Op-ed: As COVID-19 flares behind bars, now’s not the time for more Terre Haute executions

The following Op-Ed was written by Dr. Nina Harawa, CHIPTS Policy Impact Core Director.  The full article published on indystar.com is available here

Nina T. Harawa
July 8, 2020 6:00 AM

As America labors under the effects of a global pandemic and struggles with decisions about when and how to resume various activities, the Trump administration announced June 15 that the federal government plans to carry out four executions in the coming weeks.

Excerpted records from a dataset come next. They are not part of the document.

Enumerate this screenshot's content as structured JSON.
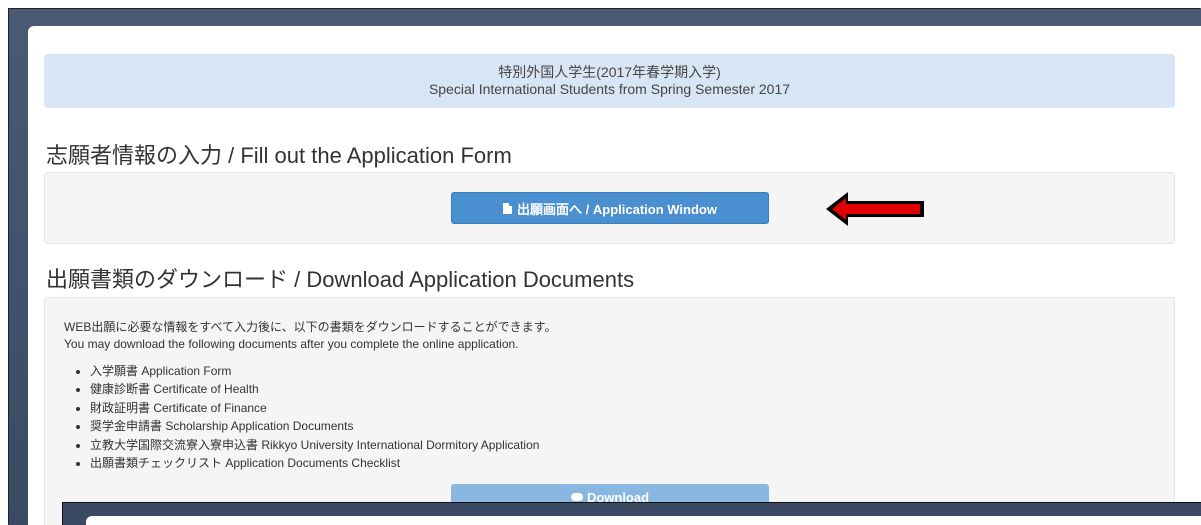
{
  "banner": {
    "line1": "特別外国人学生(2017年春学期入学)",
    "line2": "Special International Students from Spring Semester 2017"
  },
  "section1": {
    "heading": "志願者情報の入力 / Fill out the Application Form",
    "button_icon": "document-icon",
    "button_label": "出願画面へ / Application Window"
  },
  "arrow": {
    "icon": "red-arrow-left-icon",
    "color": "#e00000"
  },
  "section2": {
    "heading": "出願書類のダウンロード / Download Application Documents",
    "intro_ja": "WEB出願に必要な情報をすべて入力後に、以下の書類をダウンロードすることができます。",
    "intro_en": "You may download the following documents after you complete the online application.",
    "documents": [
      "入学願書 Application Form",
      "健康診断書 Certificate of Health",
      "財政証明書 Certificate of Finance",
      "奨学金申請書 Scholarship Application Documents",
      "立教大学国際交流寮入寮申込書 Rikkyo University International Dormitory Application",
      "出願書類チェックリスト Application Documents Checklist"
    ],
    "download_icon": "cloud-download-icon",
    "download_label": "Download"
  },
  "colors": {
    "banner_bg": "#d8e5f4",
    "button_primary": "#4a8fd0",
    "button_disabled": "#8ab6e2",
    "backdrop": "#3b4a63"
  }
}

Many Americans may see little connection between the coronavirus pandemic and the government’s decision to resume executions after a 17-year hiatus. In my role as an epidemiologist who is currently part of efforts to address disparities in COVID-19 infections and deaths and who once led infection control efforts for the Los Angeles County jail, I know there is serious cause for concern.

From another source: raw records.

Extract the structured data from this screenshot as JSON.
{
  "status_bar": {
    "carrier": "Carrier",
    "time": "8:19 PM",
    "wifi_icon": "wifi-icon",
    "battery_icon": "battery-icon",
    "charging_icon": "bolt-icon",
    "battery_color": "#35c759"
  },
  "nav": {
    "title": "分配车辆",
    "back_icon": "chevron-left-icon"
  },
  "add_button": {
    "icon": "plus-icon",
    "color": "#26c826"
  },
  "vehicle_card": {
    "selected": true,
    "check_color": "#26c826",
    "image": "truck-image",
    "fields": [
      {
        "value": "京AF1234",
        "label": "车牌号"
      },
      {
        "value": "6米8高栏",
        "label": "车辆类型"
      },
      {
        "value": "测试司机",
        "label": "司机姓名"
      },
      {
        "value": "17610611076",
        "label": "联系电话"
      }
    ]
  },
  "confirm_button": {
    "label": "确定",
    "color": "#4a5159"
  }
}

Whether or not you support the death penalty in normal times, the potential for collateral damage from carrying out these executions as coronavirus cases surge should give you pause.

Carrying out an execution is not as simple as putting a person on a gurney and injecting lethal drugs into his system. It requires a highly trained execution team.

It requires the presence of lawyers, both those for the government and those for the defense, to ensure the process is carried out properly. The victim’s family is entitled to be present. The condemned man has the right to have his family and his spiritual adviser at hand. The press is in attendance, documenting and providing a public eye into the otherwise closed proceedings. Workers are responsible for removing the man’s body after he is pronounced dead.

In mid-March, in a necessary bid to reduce the risk of viral spread inside its facilities, the federal Bureau of Prisons (BOP) cancelled all family and legal visits – visits that have still not resumed for most prisoners.

Now, however, because the Trump administration has decided it cannot wait to execute these men, the BOP is willing to risk the health and safety of numerous people both in and outside the prison.

Read more of this op-ed.